» **EXCERPTED DATA**:

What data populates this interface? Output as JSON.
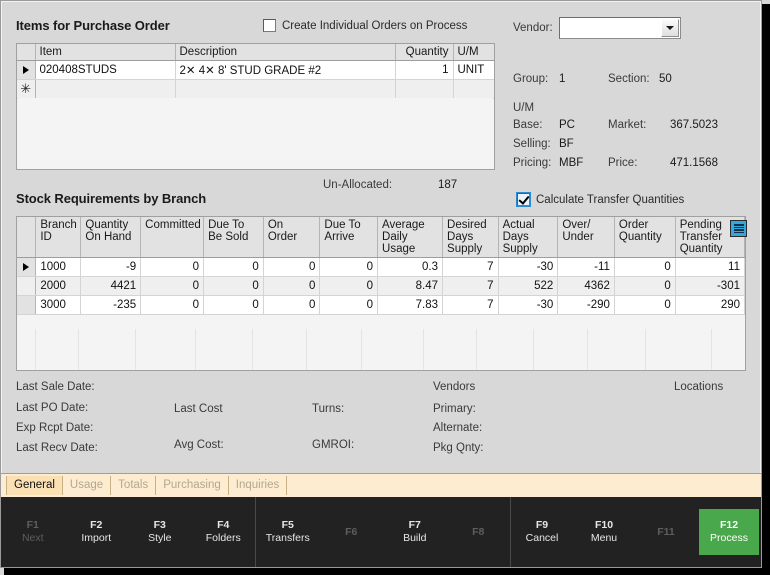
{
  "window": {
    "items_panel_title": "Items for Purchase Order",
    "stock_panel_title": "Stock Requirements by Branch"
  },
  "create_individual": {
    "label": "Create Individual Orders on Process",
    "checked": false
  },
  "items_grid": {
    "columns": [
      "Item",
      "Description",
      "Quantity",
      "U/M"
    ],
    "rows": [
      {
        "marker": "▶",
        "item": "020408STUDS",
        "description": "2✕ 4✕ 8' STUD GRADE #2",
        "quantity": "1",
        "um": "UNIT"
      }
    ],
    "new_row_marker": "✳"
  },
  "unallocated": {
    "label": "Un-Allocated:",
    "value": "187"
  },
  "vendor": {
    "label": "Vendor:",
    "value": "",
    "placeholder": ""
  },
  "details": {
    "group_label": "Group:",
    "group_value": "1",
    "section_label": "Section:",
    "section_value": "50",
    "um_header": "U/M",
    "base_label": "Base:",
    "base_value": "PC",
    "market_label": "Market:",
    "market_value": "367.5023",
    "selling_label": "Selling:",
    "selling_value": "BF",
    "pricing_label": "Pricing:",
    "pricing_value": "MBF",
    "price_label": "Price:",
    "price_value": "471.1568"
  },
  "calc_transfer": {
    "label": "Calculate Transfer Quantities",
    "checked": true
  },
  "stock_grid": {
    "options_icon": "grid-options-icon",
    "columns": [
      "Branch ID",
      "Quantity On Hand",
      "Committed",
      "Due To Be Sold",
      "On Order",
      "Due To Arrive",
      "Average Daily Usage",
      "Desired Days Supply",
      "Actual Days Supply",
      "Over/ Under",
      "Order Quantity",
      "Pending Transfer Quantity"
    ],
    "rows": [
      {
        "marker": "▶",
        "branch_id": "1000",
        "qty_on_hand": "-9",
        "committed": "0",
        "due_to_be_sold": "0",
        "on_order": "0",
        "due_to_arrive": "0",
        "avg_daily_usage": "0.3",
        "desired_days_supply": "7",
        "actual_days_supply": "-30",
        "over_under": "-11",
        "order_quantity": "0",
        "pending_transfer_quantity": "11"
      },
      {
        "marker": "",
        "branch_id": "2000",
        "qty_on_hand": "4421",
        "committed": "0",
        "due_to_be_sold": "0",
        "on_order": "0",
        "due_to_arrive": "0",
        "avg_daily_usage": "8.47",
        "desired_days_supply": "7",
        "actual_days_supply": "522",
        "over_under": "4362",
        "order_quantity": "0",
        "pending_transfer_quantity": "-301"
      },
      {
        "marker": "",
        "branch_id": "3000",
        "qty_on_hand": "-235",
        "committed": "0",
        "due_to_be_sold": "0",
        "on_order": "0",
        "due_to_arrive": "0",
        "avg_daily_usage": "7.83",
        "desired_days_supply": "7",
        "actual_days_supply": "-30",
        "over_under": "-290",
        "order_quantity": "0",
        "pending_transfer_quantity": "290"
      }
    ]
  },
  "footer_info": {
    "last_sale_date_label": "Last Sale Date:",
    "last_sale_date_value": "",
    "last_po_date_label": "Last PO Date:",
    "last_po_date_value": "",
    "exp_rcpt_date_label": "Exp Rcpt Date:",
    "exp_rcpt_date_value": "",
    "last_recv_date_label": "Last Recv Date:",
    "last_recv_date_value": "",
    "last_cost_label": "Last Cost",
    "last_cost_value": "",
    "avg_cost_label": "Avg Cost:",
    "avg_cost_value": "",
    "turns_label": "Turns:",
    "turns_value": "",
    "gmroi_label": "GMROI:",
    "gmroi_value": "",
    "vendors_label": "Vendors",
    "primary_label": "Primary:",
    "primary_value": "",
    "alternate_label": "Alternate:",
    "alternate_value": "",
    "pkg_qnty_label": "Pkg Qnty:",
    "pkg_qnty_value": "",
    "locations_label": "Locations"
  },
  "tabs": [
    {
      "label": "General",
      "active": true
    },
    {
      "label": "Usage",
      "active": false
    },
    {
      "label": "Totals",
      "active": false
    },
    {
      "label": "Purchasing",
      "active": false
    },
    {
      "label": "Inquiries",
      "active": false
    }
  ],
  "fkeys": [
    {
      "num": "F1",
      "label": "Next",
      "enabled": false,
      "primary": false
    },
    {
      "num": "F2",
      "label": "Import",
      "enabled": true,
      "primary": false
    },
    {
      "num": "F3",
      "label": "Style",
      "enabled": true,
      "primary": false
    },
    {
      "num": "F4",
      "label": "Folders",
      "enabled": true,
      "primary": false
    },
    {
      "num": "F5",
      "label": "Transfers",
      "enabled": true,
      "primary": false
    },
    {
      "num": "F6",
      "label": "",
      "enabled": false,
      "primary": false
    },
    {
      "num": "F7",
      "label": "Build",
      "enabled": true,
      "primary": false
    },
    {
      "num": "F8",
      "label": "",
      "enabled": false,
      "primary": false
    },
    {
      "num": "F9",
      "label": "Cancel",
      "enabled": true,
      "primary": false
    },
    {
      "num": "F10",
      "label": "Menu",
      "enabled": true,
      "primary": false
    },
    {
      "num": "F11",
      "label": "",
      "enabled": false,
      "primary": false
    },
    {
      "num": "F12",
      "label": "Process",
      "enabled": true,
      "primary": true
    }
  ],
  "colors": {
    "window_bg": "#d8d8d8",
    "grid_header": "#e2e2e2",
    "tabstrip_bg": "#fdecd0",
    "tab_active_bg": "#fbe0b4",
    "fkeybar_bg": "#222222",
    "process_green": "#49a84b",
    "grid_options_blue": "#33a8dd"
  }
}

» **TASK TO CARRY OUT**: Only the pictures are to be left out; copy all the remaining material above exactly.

» **OUTPUT**:
What data populates this interface? Output as JSON.
{
  "window": {
    "items_panel_title": "Items for Purchase Order",
    "stock_panel_title": "Stock Requirements by Branch"
  },
  "create_individual": {
    "label": "Create Individual Orders on Process",
    "checked": false
  },
  "items_grid": {
    "columns": [
      "Item",
      "Description",
      "Quantity",
      "U/M"
    ],
    "rows": [
      {
        "marker": "▶",
        "item": "020408STUDS",
        "description": "2✕ 4✕ 8' STUD GRADE #2",
        "quantity": "1",
        "um": "UNIT"
      }
    ],
    "new_row_marker": "✳"
  },
  "unallocated": {
    "label": "Un-Allocated:",
    "value": "187"
  },
  "vendor": {
    "label": "Vendor:",
    "value": "",
    "placeholder": ""
  },
  "details": {
    "group_label": "Group:",
    "group_value": "1",
    "section_label": "Section:",
    "section_value": "50",
    "um_header": "U/M",
    "base_label": "Base:",
    "base_value": "PC",
    "market_label": "Market:",
    "market_value": "367.5023",
    "selling_label": "Selling:",
    "selling_value": "BF",
    "pricing_label": "Pricing:",
    "pricing_value": "MBF",
    "price_label": "Price:",
    "price_value": "471.1568"
  },
  "calc_transfer": {
    "label": "Calculate Transfer Quantities",
    "checked": true
  },
  "stock_grid": {
    "options_icon": "grid-options-icon",
    "columns": [
      "Branch ID",
      "Quantity On Hand",
      "Committed",
      "Due To Be Sold",
      "On Order",
      "Due To Arrive",
      "Average Daily Usage",
      "Desired Days Supply",
      "Actual Days Supply",
      "Over/ Under",
      "Order Quantity",
      "Pending Transfer Quantity"
    ],
    "rows": [
      {
        "marker": "▶",
        "branch_id": "1000",
        "qty_on_hand": "-9",
        "committed": "0",
        "due_to_be_sold": "0",
        "on_order": "0",
        "due_to_arrive": "0",
        "avg_daily_usage": "0.3",
        "desired_days_supply": "7",
        "actual_days_supply": "-30",
        "over_under": "-11",
        "order_quantity": "0",
        "pending_transfer_quantity": "11"
      },
      {
        "marker": "",
        "branch_id": "2000",
        "qty_on_hand": "4421",
        "committed": "0",
        "due_to_be_sold": "0",
        "on_order": "0",
        "due_to_arrive": "0",
        "avg_daily_usage": "8.47",
        "desired_days_supply": "7",
        "actual_days_supply": "522",
        "over_under": "4362",
        "order_quantity": "0",
        "pending_transfer_quantity": "-301"
      },
      {
        "marker": "",
        "branch_id": "3000",
        "qty_on_hand": "-235",
        "committed": "0",
        "due_to_be_sold": "0",
        "on_order": "0",
        "due_to_arrive": "0",
        "avg_daily_usage": "7.83",
        "desired_days_supply": "7",
        "actual_days_supply": "-30",
        "over_under": "-290",
        "order_quantity": "0",
        "pending_transfer_quantity": "290"
      }
    ]
  },
  "footer_info": {
    "last_sale_date_label": "Last Sale Date:",
    "last_sale_date_value": "",
    "last_po_date_label": "Last PO Date:",
    "last_po_date_value": "",
    "exp_rcpt_date_label": "Exp Rcpt Date:",
    "exp_rcpt_date_value": "",
    "last_recv_date_label": "Last Recv Date:",
    "last_recv_date_value": "",
    "last_cost_label": "Last Cost",
    "last_cost_value": "",
    "avg_cost_label": "Avg Cost:",
    "avg_cost_value": "",
    "turns_label": "Turns:",
    "turns_value": "",
    "gmroi_label": "GMROI:",
    "gmroi_value": "",
    "vendors_label": "Vendors",
    "primary_label": "Primary:",
    "primary_value": "",
    "alternate_label": "Alternate:",
    "alternate_value": "",
    "pkg_qnty_label": "Pkg Qnty:",
    "pkg_qnty_value": "",
    "locations_label": "Locations"
  },
  "tabs": [
    {
      "label": "General",
      "active": true
    },
    {
      "label": "Usage",
      "active": false
    },
    {
      "label": "Totals",
      "active": false
    },
    {
      "label": "Purchasing",
      "active": false
    },
    {
      "label": "Inquiries",
      "active": false
    }
  ],
  "fkeys": [
    {
      "num": "F1",
      "label": "Next",
      "enabled": false,
      "primary": false
    },
    {
      "num": "F2",
      "label": "Import",
      "enabled": true,
      "primary": false
    },
    {
      "num": "F3",
      "label": "Style",
      "enabled": true,
      "primary": false
    },
    {
      "num": "F4",
      "label": "Folders",
      "enabled": true,
      "primary": false
    },
    {
      "num": "F5",
      "label": "Transfers",
      "enabled": true,
      "primary": false
    },
    {
      "num": "F6",
      "label": "",
      "enabled": false,
      "primary": false
    },
    {
      "num": "F7",
      "label": "Build",
      "enabled": true,
      "primary": false
    },
    {
      "num": "F8",
      "label": "",
      "enabled": false,
      "primary": false
    },
    {
      "num": "F9",
      "label": "Cancel",
      "enabled": true,
      "primary": false
    },
    {
      "num": "F10",
      "label": "Menu",
      "enabled": true,
      "primary": false
    },
    {
      "num": "F11",
      "label": "",
      "enabled": false,
      "primary": false
    },
    {
      "num": "F12",
      "label": "Process",
      "enabled": true,
      "primary": true
    }
  ],
  "colors": {
    "window_bg": "#d8d8d8",
    "grid_header": "#e2e2e2",
    "tabstrip_bg": "#fdecd0",
    "tab_active_bg": "#fbe0b4",
    "fkeybar_bg": "#222222",
    "process_green": "#49a84b",
    "grid_options_blue": "#33a8dd"
  }
}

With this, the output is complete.